Catheter Ablation for Ventricular Tachycardia. The electrophysiology team is skilled in endocardial and epicardial approaches to catheter ablation of ventricular tachycardia
Although surgery is sometimes used to treat abnormal heart rhythms, it is more commonly elected to treat other cardiac problems, such as coronary artery disease and heart failure. Correcting these conditions may reduce the likelihood of arrhythmias.
The first step in treating any arrhythmia is determining the underlying cause of the problem. Then, patients and clinicians can discuss treatment options factoring in the circumstances of each individual case. The following are some of the considerations when determining appropriate treatment:
The nature and severity of the heart rhythm disorder and its symptoms
Underlying diseases and other conditions that contribute to the disorder or affect the patient's health or quality of life
The patient's age, overall health and personal and family medical history
Medications and other therapies that the patient may be using for other conditions
By delivering a controlled electric shock to the heart, defibrillators or cardioverters “shock” the heart back into a normal heart rhythm. Sometimes the devices are external, such as in an emergency situation. Often, the electronics are implanted in the patient’s chest.
Implanted Cardioverter Defibrillators (ICDs). ICDs are 99 percent effective in stopping life-threatening arrhythmias and are the most successful therapy to treat ventricular fibrillation, the major cause of sudden cardiac death. ICDs continuously monitor the heart rhythm, automatically function as pacemakers for heart rates that are too slow, and deliver life-saving shocks if a dangerously fast heart rhythm is detected.

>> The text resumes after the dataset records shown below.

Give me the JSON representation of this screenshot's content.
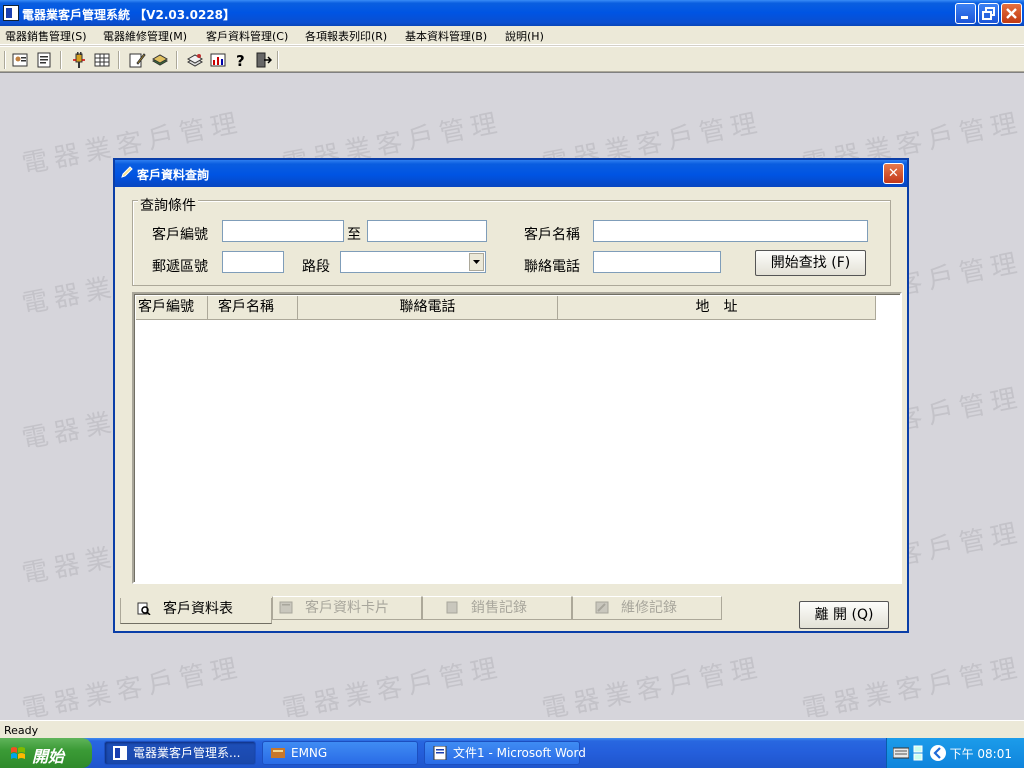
{
  "window": {
    "title": "電器業客戶管理系統 【V2.03.0228】"
  },
  "menu": [
    "電器銷售管理(S)",
    "電器維修管理(M)",
    "客戶資料管理(C)",
    "各項報表列印(R)",
    "基本資料管理(B)",
    "說明(H)"
  ],
  "toolbar_icons": [
    "customer-card-icon",
    "report-icon",
    "plug-icon",
    "table-icon",
    "edit-icon",
    "books-icon",
    "stack-icon",
    "chart-icon",
    "help-icon",
    "exit-icon"
  ],
  "watermark": "電器業客戶管理",
  "dialog": {
    "title": "客戶資料查詢",
    "close": "✕",
    "group_label": "查詢條件",
    "fields": {
      "customer_no_label": "客戶編號",
      "customer_no_from": "",
      "to_label": "至",
      "customer_no_to": "",
      "customer_name_label": "客戶名稱",
      "customer_name": "",
      "zip_label": "郵遞區號",
      "zip": "",
      "road_label": "路段",
      "road": "",
      "phone_label": "聯絡電話",
      "phone": ""
    },
    "search_button": "開始查找 (F)",
    "grid": {
      "columns": [
        "客戶編號",
        "客戶名稱",
        "聯絡電話",
        "地　址"
      ],
      "rows": []
    },
    "tabs": [
      {
        "label": "客戶資料表",
        "active": true,
        "enabled": true
      },
      {
        "label": "客戶資料卡片",
        "active": false,
        "enabled": false
      },
      {
        "label": "銷售記錄",
        "active": false,
        "enabled": false
      },
      {
        "label": "維修記錄",
        "active": false,
        "enabled": false
      }
    ],
    "leave_button": "離 開 (Q)"
  },
  "status": {
    "text": "Ready"
  },
  "taskbar": {
    "start": "開始",
    "tasks": [
      {
        "label": "電器業客戶管理系...",
        "active": true
      },
      {
        "label": "EMNG",
        "active": false
      },
      {
        "label": "文件1 - Microsoft Word",
        "active": false
      }
    ],
    "clock": "下午 08:01"
  }
}
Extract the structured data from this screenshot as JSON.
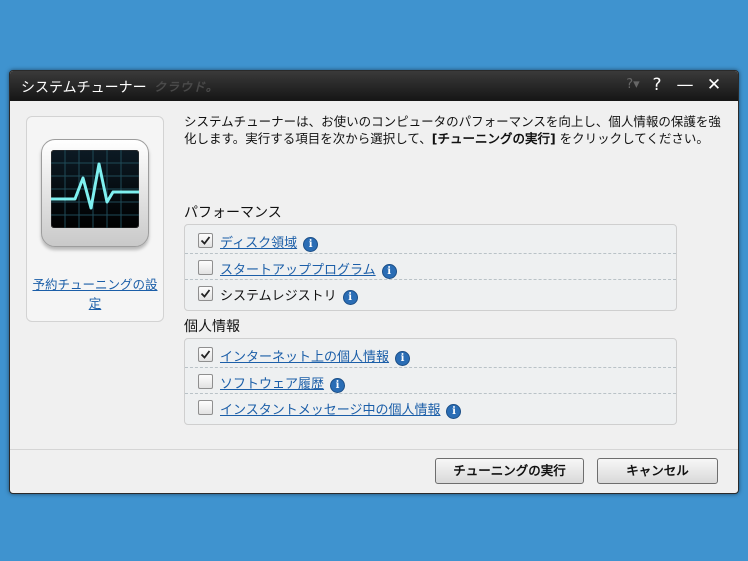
{
  "window": {
    "title": "システムチューナー",
    "ghost_text": "クラウド。",
    "help_menu_label": "?▾",
    "help_label": "?",
    "minimize_label": "—",
    "close_label": "✕"
  },
  "left_panel": {
    "icon": "activity-monitor-icon",
    "schedule_link": "予約チューニングの設定"
  },
  "description": {
    "before": "システムチューナーは、お使いのコンピュータのパフォーマンスを向上し、個人情報の保護を強化します。実行する項目を次から選択して、",
    "bold": "[チューニングの実行]",
    "after": " をクリックしてください。"
  },
  "performance": {
    "title": "パフォーマンス",
    "items": [
      {
        "label": "ディスク領域",
        "checked": true,
        "link": true
      },
      {
        "label": "スタートアッププログラム",
        "checked": false,
        "link": true
      },
      {
        "label": "システムレジストリ",
        "checked": true,
        "link": false
      }
    ]
  },
  "privacy": {
    "title": "個人情報",
    "items": [
      {
        "label": "インターネット上の個人情報",
        "checked": true,
        "link": true
      },
      {
        "label": "ソフトウェア履歴",
        "checked": false,
        "link": true
      },
      {
        "label": "インスタントメッセージ中の個人情報",
        "checked": false,
        "link": true
      }
    ]
  },
  "info_symbol": "i",
  "buttons": {
    "run": "チューニングの実行",
    "cancel": "キャンセル"
  },
  "colors": {
    "background": "#3f93cf",
    "titlebar": "#1e1e1e",
    "link": "#1b5ea8",
    "info_icon": "#2a6db5"
  }
}
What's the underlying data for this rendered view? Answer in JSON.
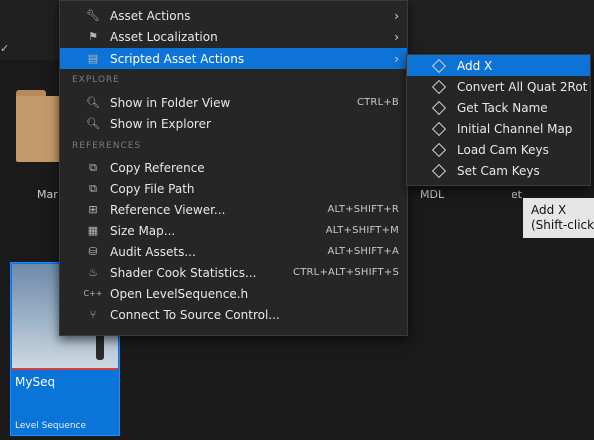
{
  "background": {
    "tiles": [
      {
        "label": "Mar"
      },
      {
        "label": "MDL"
      },
      {
        "label": "mationAsset"
      }
    ],
    "sequence_tile": {
      "name": "MySeq",
      "type": "Level Sequence"
    }
  },
  "menu": {
    "items_top": [
      {
        "label": "Asset Actions",
        "icon": "wrench-icon"
      },
      {
        "label": "Asset Localization",
        "icon": "flag-icon"
      },
      {
        "label": "Scripted Asset Actions",
        "icon": "script-icon"
      }
    ],
    "sections": {
      "explore": "EXPLORE",
      "references": "REFERENCES"
    },
    "explore_items": [
      {
        "label": "Show in Folder View",
        "shortcut": "CTRL+B",
        "icon": "folder-search-icon"
      },
      {
        "label": "Show in Explorer",
        "shortcut": "",
        "icon": "folder-search-icon"
      }
    ],
    "reference_items": [
      {
        "label": "Copy Reference",
        "shortcut": "",
        "icon": "copy-icon"
      },
      {
        "label": "Copy File Path",
        "shortcut": "",
        "icon": "copy-icon"
      },
      {
        "label": "Reference Viewer...",
        "shortcut": "ALT+SHIFT+R",
        "icon": "reference-viewer-icon"
      },
      {
        "label": "Size Map...",
        "shortcut": "ALT+SHIFT+M",
        "icon": "size-map-icon"
      },
      {
        "label": "Audit Assets...",
        "shortcut": "ALT+SHIFT+A",
        "icon": "audit-icon"
      },
      {
        "label": "Shader Cook Statistics...",
        "shortcut": "CTRL+ALT+SHIFT+S",
        "icon": "shader-icon"
      },
      {
        "label": "Open LevelSequence.h",
        "shortcut": "",
        "icon": "cpp-icon"
      },
      {
        "label": "Connect To Source Control...",
        "shortcut": "",
        "icon": "source-control-icon"
      }
    ]
  },
  "submenu": {
    "items": [
      {
        "label": "Add X"
      },
      {
        "label": "Convert All Quat 2Rot"
      },
      {
        "label": "Get Tack Name"
      },
      {
        "label": "Initial Channel Map"
      },
      {
        "label": "Load Cam Keys"
      },
      {
        "label": "Set Cam Keys"
      }
    ]
  },
  "tooltip": {
    "line1": "Add X",
    "line2": "(Shift-click t"
  },
  "colors": {
    "accent": "#0d73d6",
    "menu_bg": "#262626",
    "background": "#1a1a1a"
  }
}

Pacemakers. Devices that “pace” the heart rate when it is too slow (bradycardia) can take over for the heart’s natural pacemaker, the sinoatrial node, when it is functioning improperly. Pacemakers monitor and regulate the rhythm of the heart and transmit electrical impulses to stimulate the heart if it is beating too slowly.
Cardiac Resynchronization Therapy (CRT) for Congestive Heart Failure Devices for Heart Failure. The U.S. Food and Drug Administration (FDA) approved a special type of pacemaker for certain patients with heart failure. In Cardiac Resynchronization Therapy, an implanted device paces both the left and right ventricles (lower chambers) of the heart simultaneously. This resynchronizes muscle contractions and improves the efficiency of the weakened heart

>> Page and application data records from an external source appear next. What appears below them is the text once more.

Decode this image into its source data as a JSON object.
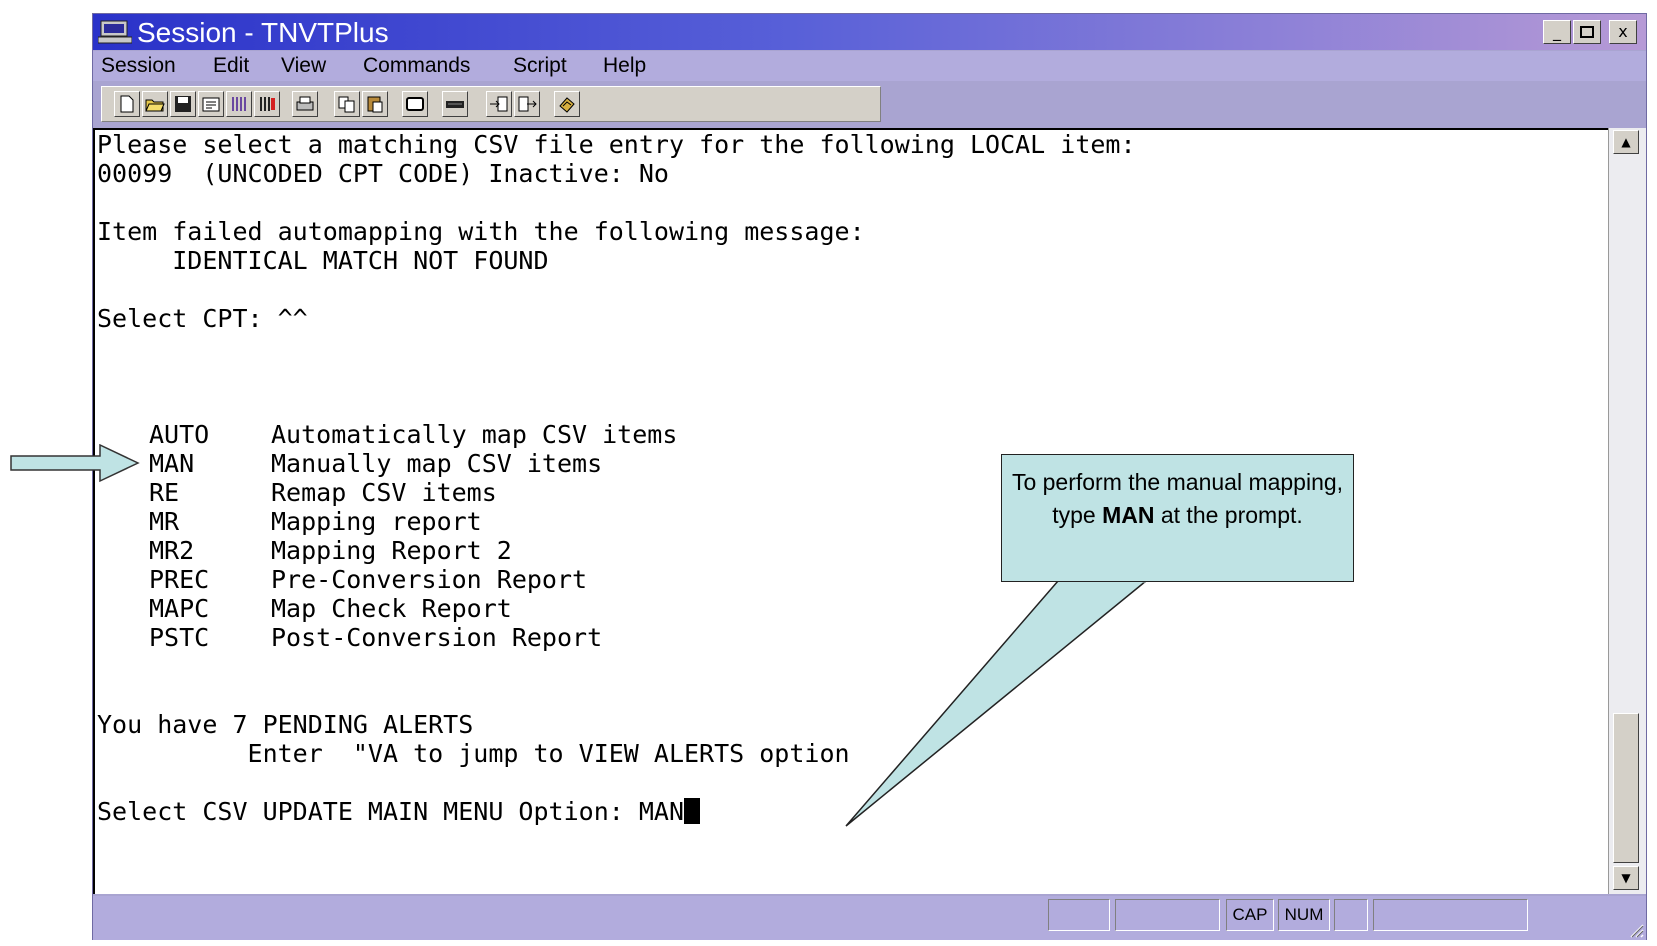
{
  "window": {
    "title": "Session - TNVTPlus",
    "controls": {
      "minimize": "_",
      "maximize": "□",
      "close": "x"
    }
  },
  "menubar": {
    "items": [
      "Session",
      "Edit",
      "View",
      "Commands",
      "Script",
      "Help"
    ]
  },
  "toolbar": {
    "icons": [
      "new-document-icon",
      "open-folder-icon",
      "save-icon",
      "properties-icon",
      "connect-icon",
      "disconnect-icon",
      "print-icon",
      "copy-icon",
      "paste-icon",
      "window-icon",
      "keyboard-icon",
      "send-file-icon",
      "receive-file-icon",
      "macro-icon"
    ]
  },
  "terminal": {
    "prompt_header": "Please select a matching CSV file entry for the following LOCAL item:",
    "item_line": "00099  (UNCODED CPT CODE) Inactive: No",
    "failed_line": "Item failed automapping with the following message:",
    "failed_message": "     IDENTICAL MATCH NOT FOUND",
    "select_cpt": "Select CPT: ^^",
    "menu_options": [
      {
        "code": "AUTO",
        "description": "Automatically map CSV items"
      },
      {
        "code": "MAN",
        "description": "Manually map CSV items"
      },
      {
        "code": "RE",
        "description": "Remap CSV items"
      },
      {
        "code": "MR",
        "description": "Mapping report"
      },
      {
        "code": "MR2",
        "description": "Mapping Report 2"
      },
      {
        "code": "PREC",
        "description": "Pre-Conversion Report"
      },
      {
        "code": "MAPC",
        "description": "Map Check Report"
      },
      {
        "code": "PSTC",
        "description": "Post-Conversion Report"
      }
    ],
    "alerts_line": "You have 7 PENDING ALERTS",
    "alerts_hint": "          Enter  \"VA to jump to VIEW ALERTS option",
    "input_prompt": "Select CSV UPDATE MAIN MENU Option: ",
    "input_value": "MAN"
  },
  "statusbar": {
    "caps": "CAP",
    "num": "NUM"
  },
  "callout": {
    "text_before": "To perform the manual mapping, type ",
    "bold_text": "MAN",
    "text_after": " at the prompt."
  },
  "colors": {
    "title_gradient_start": "#2a32c9",
    "title_gradient_end": "#b69ad6",
    "chrome": "#b2acdd",
    "callout_fill": "#bfe3e4"
  }
}
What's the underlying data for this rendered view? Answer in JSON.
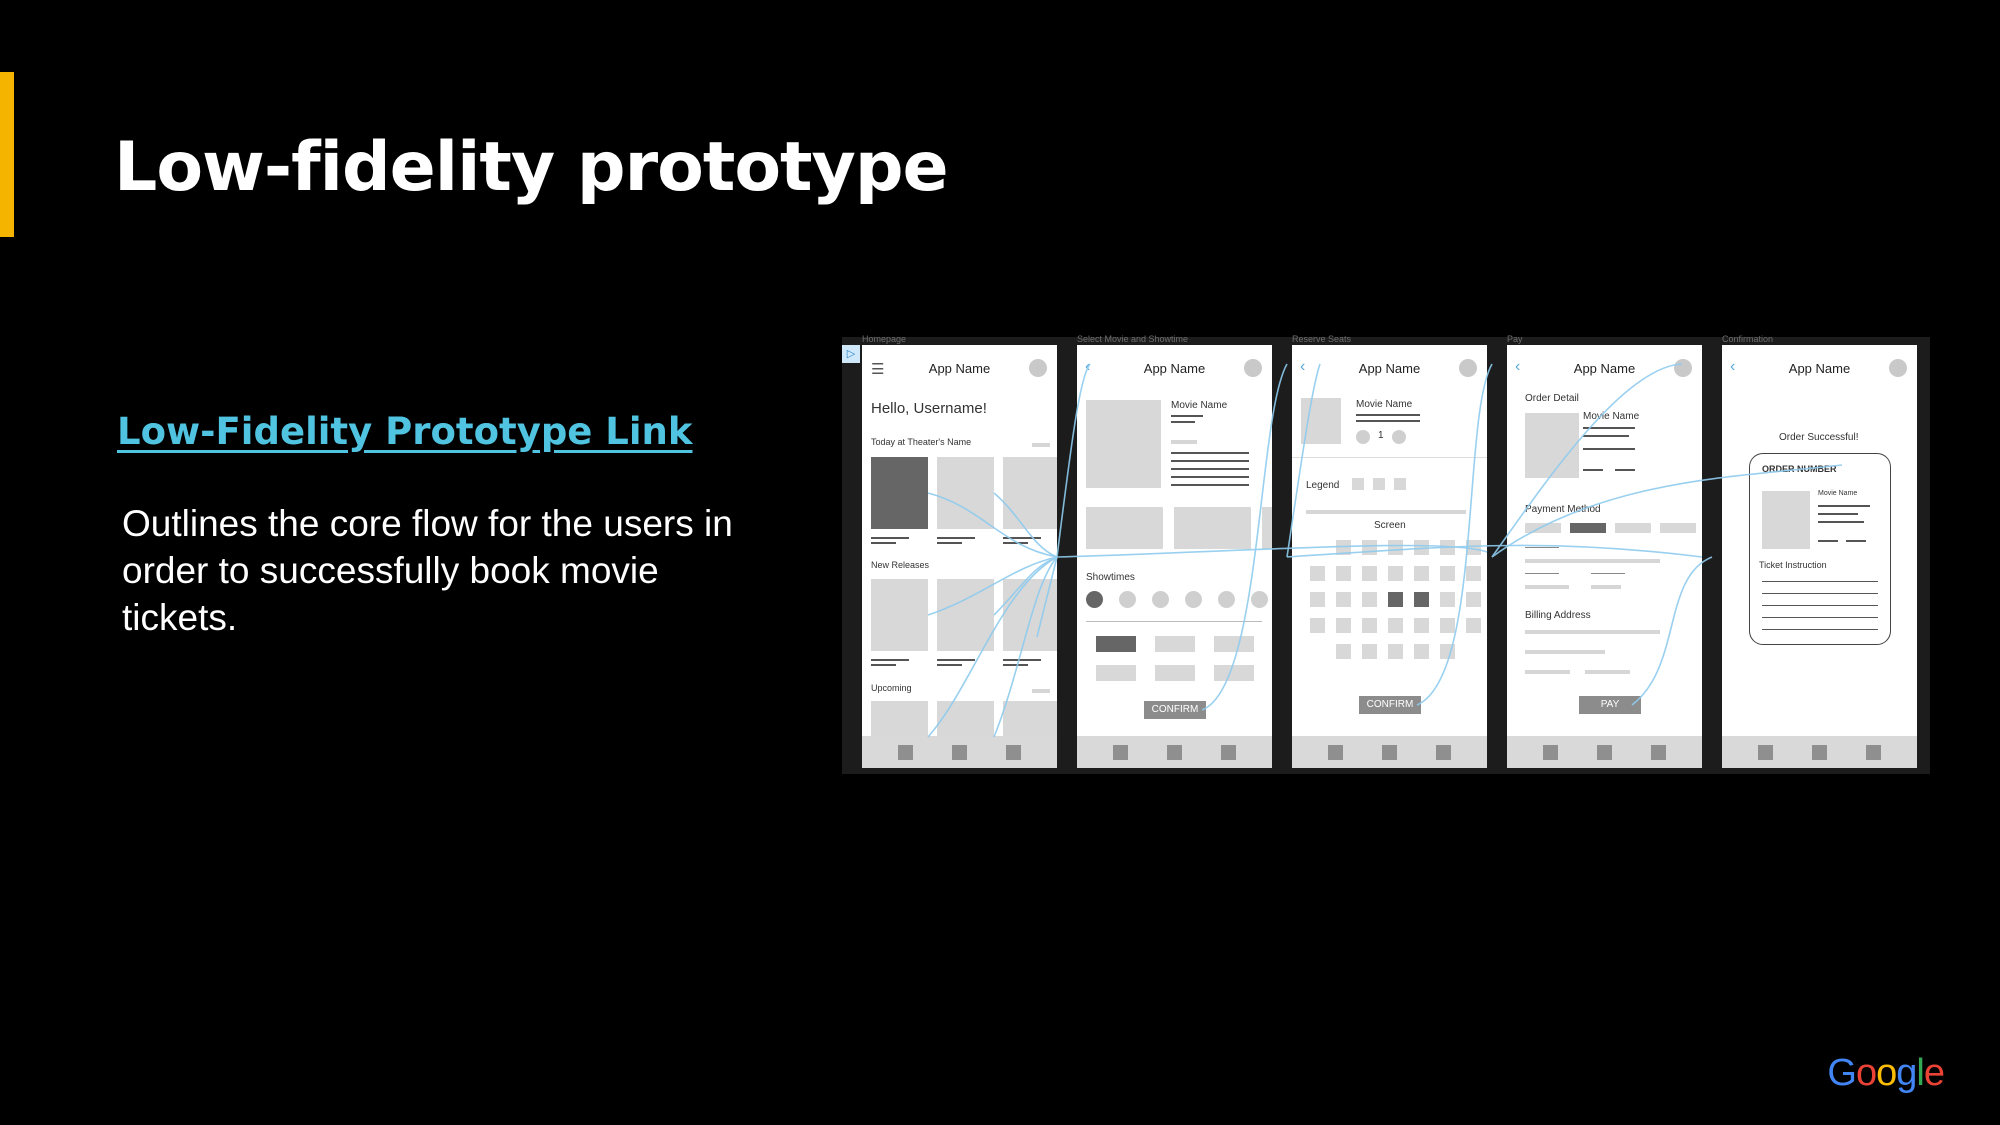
{
  "slide": {
    "title": "Low-fidelity prototype",
    "link_text": "Low-Fidelity Prototype Link",
    "description": "Outlines the core flow for the users in order to successfully book movie tickets.",
    "logo": [
      "G",
      "o",
      "o",
      "g",
      "l",
      "e"
    ]
  },
  "colors": {
    "accent": "#f5b400",
    "link": "#4fc3df",
    "flow_line": "#8ecbee",
    "google": [
      "#4285F4",
      "#EA4335",
      "#FBBC05",
      "#4285F4",
      "#34A853",
      "#EA4335"
    ]
  },
  "wireframes": {
    "frame_labels": [
      "Homepage",
      "Select Movie and Showtime",
      "Reserve Seats",
      "Pay",
      "Confirmation"
    ],
    "app_name": "App Name",
    "home": {
      "greeting": "Hello, Username!",
      "section_today": "Today at Theater's Name",
      "section_new": "New Releases",
      "section_upcoming": "Upcoming"
    },
    "select": {
      "movie_name": "Movie Name",
      "showtimes": "Showtimes",
      "confirm": "CONFIRM"
    },
    "seats": {
      "movie_name": "Movie Name",
      "count": "1",
      "legend": "Legend",
      "screen": "Screen",
      "confirm": "CONFIRM"
    },
    "pay": {
      "order_detail": "Order Detail",
      "movie_name": "Movie Name",
      "payment_method": "Payment Method",
      "billing_address": "Billing Address",
      "pay": "PAY"
    },
    "confirmation": {
      "success": "Order Successful!",
      "order_number": "ORDER NUMBER",
      "movie_name": "Movie Name",
      "ticket_instruction": "Ticket Instruction"
    }
  }
}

Cardiac Lead Removal
Over the past decade, there has been dramatic growth in the number of patients being implanted with a permanent pacemaker or cardioverter-defibrillator (ICD). Perceptions of lead reliability, performance, complications and approaches to management have also evolved dramatically since the inception of these devices.

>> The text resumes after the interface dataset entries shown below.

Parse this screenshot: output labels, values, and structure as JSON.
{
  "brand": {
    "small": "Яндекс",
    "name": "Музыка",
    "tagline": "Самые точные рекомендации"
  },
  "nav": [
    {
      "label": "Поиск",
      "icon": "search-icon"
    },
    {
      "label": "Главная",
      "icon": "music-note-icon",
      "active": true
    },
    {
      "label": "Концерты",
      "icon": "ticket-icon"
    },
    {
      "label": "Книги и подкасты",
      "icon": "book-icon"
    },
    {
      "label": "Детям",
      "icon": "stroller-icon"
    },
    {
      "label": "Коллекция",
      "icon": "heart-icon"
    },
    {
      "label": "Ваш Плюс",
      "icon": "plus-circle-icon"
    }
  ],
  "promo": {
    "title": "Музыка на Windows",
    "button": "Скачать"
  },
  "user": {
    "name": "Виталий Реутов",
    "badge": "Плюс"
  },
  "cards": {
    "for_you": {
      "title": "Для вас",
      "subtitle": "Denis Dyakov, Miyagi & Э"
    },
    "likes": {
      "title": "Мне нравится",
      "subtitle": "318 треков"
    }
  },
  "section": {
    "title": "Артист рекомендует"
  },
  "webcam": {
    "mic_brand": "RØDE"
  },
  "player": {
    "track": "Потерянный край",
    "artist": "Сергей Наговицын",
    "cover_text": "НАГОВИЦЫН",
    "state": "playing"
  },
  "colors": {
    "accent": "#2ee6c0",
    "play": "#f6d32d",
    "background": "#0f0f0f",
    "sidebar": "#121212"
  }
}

A cardiac lead is a flexible wire, coated with insulation that connects a pacemaker or implantable cardioverter defibrillator (ICD) to the interior of the heart. Removal of the lead may be necessary under certain circumstances. Cardiac Lead Removal is often referred to as lead extraction.